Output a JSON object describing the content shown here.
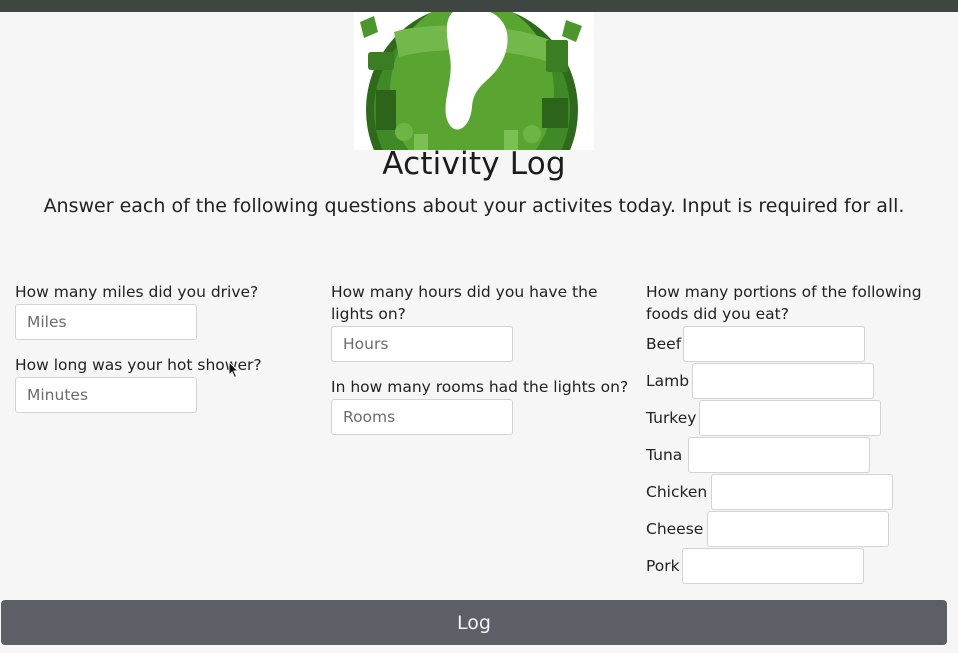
{
  "header": {
    "title": "Activity Log",
    "subtitle": "Answer each of the following questions about your activites today. Input is required for all."
  },
  "logo": {
    "icon": "green-earth-footprint-icon",
    "colors": {
      "earth": "#4f9a2e",
      "footprint": "#ffffff",
      "dark": "#2f6a1c"
    }
  },
  "column1": {
    "q1": {
      "label": "How many miles did you drive?",
      "placeholder": "Miles"
    },
    "q2": {
      "label": "How long was your hot shower?",
      "placeholder": "Minutes"
    }
  },
  "column2": {
    "q1": {
      "label_line1": "How many hours did you have the",
      "label_line2": "lights on?",
      "placeholder": "Hours"
    },
    "q2": {
      "label": "In how many rooms had the lights on?",
      "placeholder": "Rooms"
    }
  },
  "column3": {
    "label_line1": "How many portions of the following",
    "label_line2": "foods did you eat?",
    "foods": [
      {
        "label": "Beef",
        "value": ""
      },
      {
        "label": "Lamb",
        "value": ""
      },
      {
        "label": "Turkey",
        "value": ""
      },
      {
        "label": "Tuna",
        "value": ""
      },
      {
        "label": "Chicken",
        "value": ""
      },
      {
        "label": "Cheese",
        "value": ""
      },
      {
        "label": "Pork",
        "value": ""
      }
    ]
  },
  "footer": {
    "log_label": "Log"
  },
  "colors": {
    "button_bg": "#5c6066",
    "top_bar": "#3f4540",
    "page_bg": "#f6f6f7"
  }
}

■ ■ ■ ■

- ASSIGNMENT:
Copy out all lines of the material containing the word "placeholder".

- EXPECTED OUTPUT:
      "placeholder": "Miles"
      "placeholder": "Minutes"
      "placeholder": "Hours"
      "placeholder": "Rooms"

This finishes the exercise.